• Read more about different types of clean energy technologies


Climate change has widely reported negative consequences, including exacerbating severe weather patterns, harming wildlife, and potentially worsening human conflict and migration.

In an attempt to minimize these planetary changes, the Paris Agreement set the ambitious goal of limiting global warming to 1.5 degrees Celsius (2.7 degrees Fahrenheit) above pre-industrial levels by reducing greenhouse gas emissions. Innovations in renewable energy technologies like wind and solar power, along with electric vehicles (EVs), will be essential to hitting these goals. But according to experts, the long-awaited move to a fossil fuel-free economy will not come without its own set of issues.

"The transition toward a renewable energy and transport system requires a complex mix of metals—such as copper, cobalt, nickel, rare earths, lithium, and silver—many of which have only previously been mined in small amounts," says a recent report commissioned by Earthworks, an environmental non-profit that promotes sustainable solutions to the impacts of mineral and energy development.

The report, compiled by a research team from the University of Technology Sydney's (UTS) Institute for Sustainable Futures (ISF), details issues in the supply chains of 14 minerals used in renewable energy production and use, including batteries for EVs. The researchers modeled demand for these "battery metals" on a scenario where society would use 100 percent renewable energy by 2050—a best-case situation for climate mitigation, but not necessarily for other aspects of the environment if current harmful mining practices continue as the industry standard, according to them.

While the study explores the considerable impacts of such mining on human health and culture, it shows that biodiversity could be under threat too.

"A rapid increase in demand for metals for renewable energy ... could lead to mining of marginal or unconventional resources, which are often in more remote or biodiverse places," said study co-author Elsa Dominish, a senior research consultant at the ISF. In short, some remote wilderness areas have maintained high biodiversity because they haven't yet been disturbed—but neither have their reserves of minerals, making these areas attractive targets for mining companies.

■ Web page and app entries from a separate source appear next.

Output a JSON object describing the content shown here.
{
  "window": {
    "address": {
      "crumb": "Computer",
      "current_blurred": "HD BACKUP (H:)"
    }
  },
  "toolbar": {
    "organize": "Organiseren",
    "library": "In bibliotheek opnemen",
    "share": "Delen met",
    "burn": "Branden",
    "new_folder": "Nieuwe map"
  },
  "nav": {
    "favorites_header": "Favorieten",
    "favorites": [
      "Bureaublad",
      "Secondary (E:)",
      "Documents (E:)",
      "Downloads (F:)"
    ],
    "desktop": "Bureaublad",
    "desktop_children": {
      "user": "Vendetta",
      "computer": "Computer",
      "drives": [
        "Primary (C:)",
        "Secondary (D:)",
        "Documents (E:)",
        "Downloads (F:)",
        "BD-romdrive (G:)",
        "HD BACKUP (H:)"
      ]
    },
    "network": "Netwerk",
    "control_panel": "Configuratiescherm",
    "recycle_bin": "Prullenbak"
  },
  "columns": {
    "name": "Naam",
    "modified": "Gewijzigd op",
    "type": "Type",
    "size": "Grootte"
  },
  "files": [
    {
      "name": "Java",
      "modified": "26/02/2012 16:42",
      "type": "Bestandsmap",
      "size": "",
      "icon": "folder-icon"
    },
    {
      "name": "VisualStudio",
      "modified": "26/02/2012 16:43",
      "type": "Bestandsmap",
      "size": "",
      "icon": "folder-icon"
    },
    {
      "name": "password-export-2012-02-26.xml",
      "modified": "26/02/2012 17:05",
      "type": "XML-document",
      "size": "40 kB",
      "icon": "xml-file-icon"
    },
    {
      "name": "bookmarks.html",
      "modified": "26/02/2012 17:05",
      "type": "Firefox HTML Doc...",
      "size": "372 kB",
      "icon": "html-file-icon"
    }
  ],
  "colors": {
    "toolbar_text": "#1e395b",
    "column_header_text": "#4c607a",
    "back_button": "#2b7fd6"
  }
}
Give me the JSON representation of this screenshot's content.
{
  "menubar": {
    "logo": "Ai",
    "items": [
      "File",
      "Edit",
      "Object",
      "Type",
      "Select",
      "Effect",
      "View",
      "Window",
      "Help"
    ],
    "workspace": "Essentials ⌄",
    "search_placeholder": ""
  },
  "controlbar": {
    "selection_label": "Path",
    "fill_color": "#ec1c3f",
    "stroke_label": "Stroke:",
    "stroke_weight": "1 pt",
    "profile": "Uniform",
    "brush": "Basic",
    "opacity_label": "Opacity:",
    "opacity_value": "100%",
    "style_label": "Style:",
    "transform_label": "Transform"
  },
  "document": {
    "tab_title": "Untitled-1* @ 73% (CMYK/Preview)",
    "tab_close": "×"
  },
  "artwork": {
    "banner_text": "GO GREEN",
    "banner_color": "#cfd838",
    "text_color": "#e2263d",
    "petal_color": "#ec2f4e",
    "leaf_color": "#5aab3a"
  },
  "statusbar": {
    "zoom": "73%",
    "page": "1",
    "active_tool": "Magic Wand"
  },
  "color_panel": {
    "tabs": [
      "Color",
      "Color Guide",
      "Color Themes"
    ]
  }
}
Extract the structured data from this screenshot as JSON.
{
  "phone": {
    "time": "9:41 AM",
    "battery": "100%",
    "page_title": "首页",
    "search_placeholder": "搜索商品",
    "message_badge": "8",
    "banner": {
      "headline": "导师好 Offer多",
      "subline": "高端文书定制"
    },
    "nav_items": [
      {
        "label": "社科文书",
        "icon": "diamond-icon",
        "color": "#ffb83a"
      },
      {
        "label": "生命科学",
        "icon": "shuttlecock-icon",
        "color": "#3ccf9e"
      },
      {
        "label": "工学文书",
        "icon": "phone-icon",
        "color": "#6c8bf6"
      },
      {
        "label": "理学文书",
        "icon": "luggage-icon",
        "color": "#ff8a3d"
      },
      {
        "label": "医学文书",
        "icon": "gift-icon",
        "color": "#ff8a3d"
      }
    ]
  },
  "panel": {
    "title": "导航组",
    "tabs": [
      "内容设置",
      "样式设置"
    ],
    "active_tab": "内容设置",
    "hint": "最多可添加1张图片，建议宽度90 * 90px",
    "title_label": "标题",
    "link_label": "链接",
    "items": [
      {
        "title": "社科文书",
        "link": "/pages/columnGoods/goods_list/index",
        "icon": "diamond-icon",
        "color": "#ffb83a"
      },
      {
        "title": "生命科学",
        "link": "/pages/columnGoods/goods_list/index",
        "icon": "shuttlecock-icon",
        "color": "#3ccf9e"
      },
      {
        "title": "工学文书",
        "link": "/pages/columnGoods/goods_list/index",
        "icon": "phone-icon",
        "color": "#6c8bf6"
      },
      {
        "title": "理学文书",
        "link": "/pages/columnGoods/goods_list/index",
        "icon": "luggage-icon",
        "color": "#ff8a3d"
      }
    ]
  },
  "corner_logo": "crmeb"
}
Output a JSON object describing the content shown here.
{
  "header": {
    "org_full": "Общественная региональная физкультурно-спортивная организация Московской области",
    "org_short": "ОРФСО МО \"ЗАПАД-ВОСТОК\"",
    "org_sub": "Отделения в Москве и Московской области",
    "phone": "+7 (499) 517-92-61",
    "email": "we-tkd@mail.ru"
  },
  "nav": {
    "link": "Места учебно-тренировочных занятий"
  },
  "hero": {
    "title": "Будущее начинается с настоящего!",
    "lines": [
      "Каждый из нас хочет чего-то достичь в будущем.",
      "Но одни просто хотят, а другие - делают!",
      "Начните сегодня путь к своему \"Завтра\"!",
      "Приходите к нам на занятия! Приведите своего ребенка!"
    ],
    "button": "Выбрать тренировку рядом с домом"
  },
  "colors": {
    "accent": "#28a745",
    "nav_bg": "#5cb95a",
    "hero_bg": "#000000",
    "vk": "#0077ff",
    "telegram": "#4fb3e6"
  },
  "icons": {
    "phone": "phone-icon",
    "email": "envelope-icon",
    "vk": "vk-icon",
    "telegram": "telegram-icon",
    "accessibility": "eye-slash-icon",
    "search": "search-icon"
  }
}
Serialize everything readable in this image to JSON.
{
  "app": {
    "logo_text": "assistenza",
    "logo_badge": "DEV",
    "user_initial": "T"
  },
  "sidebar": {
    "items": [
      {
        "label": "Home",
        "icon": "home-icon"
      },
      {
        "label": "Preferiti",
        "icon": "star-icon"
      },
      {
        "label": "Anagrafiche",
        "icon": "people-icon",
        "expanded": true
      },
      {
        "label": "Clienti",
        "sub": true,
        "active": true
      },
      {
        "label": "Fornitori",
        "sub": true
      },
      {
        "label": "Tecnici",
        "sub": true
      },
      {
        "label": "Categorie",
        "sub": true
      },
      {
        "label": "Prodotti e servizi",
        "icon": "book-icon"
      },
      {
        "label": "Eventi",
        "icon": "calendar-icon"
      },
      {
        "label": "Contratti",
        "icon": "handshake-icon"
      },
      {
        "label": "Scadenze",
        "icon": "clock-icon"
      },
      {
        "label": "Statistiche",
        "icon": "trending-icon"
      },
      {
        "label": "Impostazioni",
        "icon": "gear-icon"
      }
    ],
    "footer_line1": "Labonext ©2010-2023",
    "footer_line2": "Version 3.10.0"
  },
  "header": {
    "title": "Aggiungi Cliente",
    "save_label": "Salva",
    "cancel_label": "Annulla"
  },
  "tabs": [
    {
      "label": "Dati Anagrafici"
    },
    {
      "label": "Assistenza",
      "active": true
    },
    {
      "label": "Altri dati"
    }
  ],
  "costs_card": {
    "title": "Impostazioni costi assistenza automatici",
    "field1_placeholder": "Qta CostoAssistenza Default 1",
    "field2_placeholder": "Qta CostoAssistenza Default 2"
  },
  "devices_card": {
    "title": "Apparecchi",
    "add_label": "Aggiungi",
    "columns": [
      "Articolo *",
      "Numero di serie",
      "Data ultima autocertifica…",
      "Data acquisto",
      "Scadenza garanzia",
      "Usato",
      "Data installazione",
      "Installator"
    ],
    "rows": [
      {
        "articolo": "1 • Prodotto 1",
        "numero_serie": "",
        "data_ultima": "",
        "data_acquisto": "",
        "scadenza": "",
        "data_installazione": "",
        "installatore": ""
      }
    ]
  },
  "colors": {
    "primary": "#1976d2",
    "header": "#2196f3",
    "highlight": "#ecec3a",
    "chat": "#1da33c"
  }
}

Read the full article about the potential downsides of shifting to renewable energy by Ashley Stumvoll at Pacific Standard.